_WORK REQUIRED_
The answer must repeat every record exactly, with all pictures omitted.

─── PROVIDED DATA ───

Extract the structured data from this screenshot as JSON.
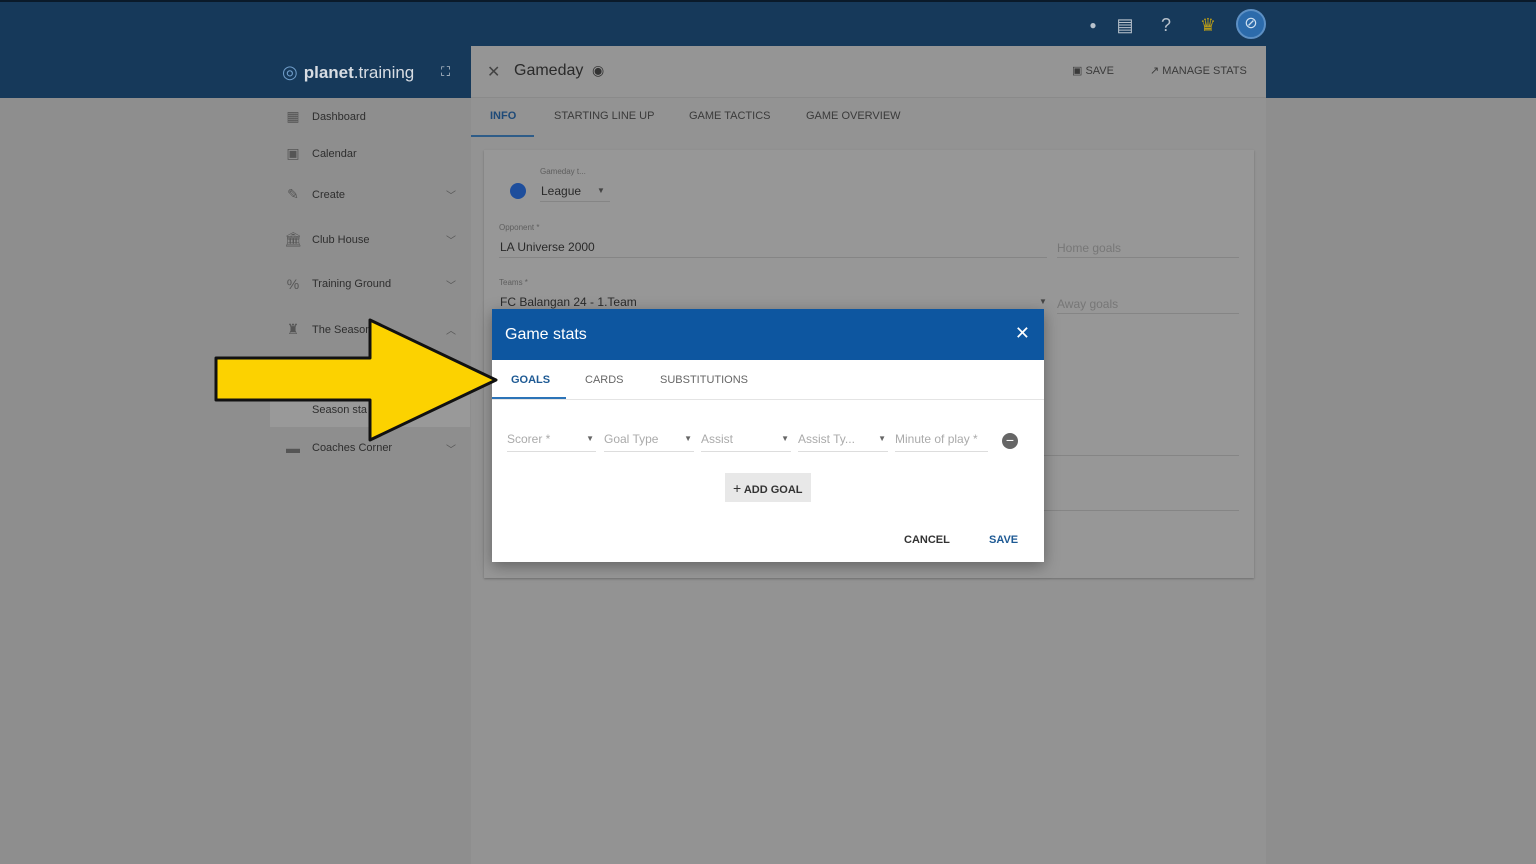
{
  "topbar": {
    "icons": [
      "dot-icon",
      "chat-icon",
      "help-icon",
      "trophy-icon",
      "avatar-icon"
    ]
  },
  "brand": {
    "name_bold": "planet",
    "name_rest": ".training"
  },
  "sidebar": {
    "items": [
      {
        "label": "Dashboard",
        "icon": "dashboard-icon"
      },
      {
        "label": "Calendar",
        "icon": "calendar-icon"
      },
      {
        "label": "Create",
        "icon": "pencil-icon"
      },
      {
        "label": "Club House",
        "icon": "bank-icon"
      },
      {
        "label": "Training Ground",
        "icon": "percent-icon"
      },
      {
        "label": "The Season",
        "icon": "trophy-icon"
      },
      {
        "label": "Season sta",
        "icon": ""
      },
      {
        "label": "Coaches Corner",
        "icon": "sofa-icon"
      }
    ]
  },
  "page": {
    "title": "Gameday",
    "save": "SAVE",
    "manage_stats": "MANAGE STATS",
    "tabs": [
      "INFO",
      "STARTING LINE UP",
      "GAME TACTICS",
      "GAME OVERVIEW"
    ]
  },
  "form": {
    "gameday_type_label": "Gameday t...",
    "gameday_type": "League",
    "type_color": "#1e4e9c",
    "opponent_label": "Opponent *",
    "opponent": "LA Universe 2000",
    "home_goals": "Home goals",
    "teams_label": "Teams *",
    "teams": "FC Balangan 24 - 1.Team",
    "away_goals": "Away goals"
  },
  "dialog": {
    "title": "Game stats",
    "tabs": [
      "GOALS",
      "CARDS",
      "SUBSTITUTIONS"
    ],
    "fields": [
      "Scorer *",
      "Goal Type",
      "Assist",
      "Assist Ty...",
      "Minute of play *"
    ],
    "add_goal": "ADD GOAL",
    "cancel": "CANCEL",
    "save": "SAVE",
    "accent": "#0d56a0"
  }
}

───

_RESPONSE AREA_
Extract the structured data from this screenshot as JSON.
{
  "topbar": {
    "icons": [
      "dot-icon",
      "chat-icon",
      "help-icon",
      "trophy-icon",
      "avatar-icon"
    ]
  },
  "brand": {
    "name_bold": "planet",
    "name_rest": ".training"
  },
  "sidebar": {
    "items": [
      {
        "label": "Dashboard",
        "icon": "dashboard-icon"
      },
      {
        "label": "Calendar",
        "icon": "calendar-icon"
      },
      {
        "label": "Create",
        "icon": "pencil-icon"
      },
      {
        "label": "Club House",
        "icon": "bank-icon"
      },
      {
        "label": "Training Ground",
        "icon": "percent-icon"
      },
      {
        "label": "The Season",
        "icon": "trophy-icon"
      },
      {
        "label": "Season sta",
        "icon": ""
      },
      {
        "label": "Coaches Corner",
        "icon": "sofa-icon"
      }
    ]
  },
  "page": {
    "title": "Gameday",
    "save": "SAVE",
    "manage_stats": "MANAGE STATS",
    "tabs": [
      "INFO",
      "STARTING LINE UP",
      "GAME TACTICS",
      "GAME OVERVIEW"
    ]
  },
  "form": {
    "gameday_type_label": "Gameday t...",
    "gameday_type": "League",
    "type_color": "#1e4e9c",
    "opponent_label": "Opponent *",
    "opponent": "LA Universe 2000",
    "home_goals": "Home goals",
    "teams_label": "Teams *",
    "teams": "FC Balangan 24 - 1.Team",
    "away_goals": "Away goals"
  },
  "dialog": {
    "title": "Game stats",
    "tabs": [
      "GOALS",
      "CARDS",
      "SUBSTITUTIONS"
    ],
    "fields": [
      "Scorer *",
      "Goal Type",
      "Assist",
      "Assist Ty...",
      "Minute of play *"
    ],
    "add_goal": "ADD GOAL",
    "cancel": "CANCEL",
    "save": "SAVE",
    "accent": "#0d56a0"
  }
}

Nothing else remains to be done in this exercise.